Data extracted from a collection

Segment Open

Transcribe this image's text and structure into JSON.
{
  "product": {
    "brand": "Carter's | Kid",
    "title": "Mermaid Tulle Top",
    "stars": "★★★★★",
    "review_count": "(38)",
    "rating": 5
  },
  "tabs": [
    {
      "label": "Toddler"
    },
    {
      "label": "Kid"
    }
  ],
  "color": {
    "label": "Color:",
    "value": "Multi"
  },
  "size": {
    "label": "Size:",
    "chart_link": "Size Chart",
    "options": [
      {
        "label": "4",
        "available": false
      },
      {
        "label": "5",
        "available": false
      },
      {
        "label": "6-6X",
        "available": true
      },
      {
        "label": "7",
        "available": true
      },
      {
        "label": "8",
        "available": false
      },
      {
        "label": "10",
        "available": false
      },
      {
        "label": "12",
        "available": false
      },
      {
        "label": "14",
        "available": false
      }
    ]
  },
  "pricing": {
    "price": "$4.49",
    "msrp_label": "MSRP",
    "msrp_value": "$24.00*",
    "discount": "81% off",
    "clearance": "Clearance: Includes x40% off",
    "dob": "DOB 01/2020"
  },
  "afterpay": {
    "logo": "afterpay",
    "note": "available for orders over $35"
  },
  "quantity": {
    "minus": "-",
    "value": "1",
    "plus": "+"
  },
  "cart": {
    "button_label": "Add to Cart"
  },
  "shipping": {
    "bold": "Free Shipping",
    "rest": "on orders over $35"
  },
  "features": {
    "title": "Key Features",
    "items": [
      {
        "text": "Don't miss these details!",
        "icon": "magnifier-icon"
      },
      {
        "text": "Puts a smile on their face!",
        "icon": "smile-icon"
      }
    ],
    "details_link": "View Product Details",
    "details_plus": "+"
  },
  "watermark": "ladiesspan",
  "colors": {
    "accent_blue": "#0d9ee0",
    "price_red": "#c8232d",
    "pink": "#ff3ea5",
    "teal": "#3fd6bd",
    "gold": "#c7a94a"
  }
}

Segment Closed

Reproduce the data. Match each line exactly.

Transcribe this image's text and structure into JSON.
{
  "product": {
    "brand": "Carter's | Kid",
    "title": "Mermaid Tulle Top",
    "stars": "★★★★★",
    "review_count": "(38)",
    "rating": 5
  },
  "tabs": [
    {
      "label": "Toddler"
    },
    {
      "label": "Kid"
    }
  ],
  "color": {
    "label": "Color:",
    "value": "Multi"
  },
  "size": {
    "label": "Size:",
    "chart_link": "Size Chart",
    "options": [
      {
        "label": "4",
        "available": false
      },
      {
        "label": "5",
        "available": false
      },
      {
        "label": "6-6X",
        "available": true
      },
      {
        "label": "7",
        "available": true
      },
      {
        "label": "8",
        "available": false
      },
      {
        "label": "10",
        "available": false
      },
      {
        "label": "12",
        "available": false
      },
      {
        "label": "14",
        "available": false
      }
    ]
  },
  "pricing": {
    "price": "$4.49",
    "msrp_label": "MSRP",
    "msrp_value": "$24.00*",
    "discount": "81% off",
    "clearance": "Clearance: Includes x40% off",
    "dob": "DOB 01/2020"
  },
  "afterpay": {
    "logo": "afterpay",
    "note": "available for orders over $35"
  },
  "quantity": {
    "minus": "-",
    "value": "1",
    "plus": "+"
  },
  "cart": {
    "button_label": "Add to Cart"
  },
  "shipping": {
    "bold": "Free Shipping",
    "rest": "on orders over $35"
  },
  "features": {
    "title": "Key Features",
    "items": [
      {
        "text": "Don't miss these details!",
        "icon": "magnifier-icon"
      },
      {
        "text": "Puts a smile on their face!",
        "icon": "smile-icon"
      }
    ],
    "details_link": "View Product Details",
    "details_plus": "+"
  },
  "watermark": "ladiesspan",
  "colors": {
    "accent_blue": "#0d9ee0",
    "price_red": "#c8232d",
    "pink": "#ff3ea5",
    "teal": "#3fd6bd",
    "gold": "#c7a94a"
  }
}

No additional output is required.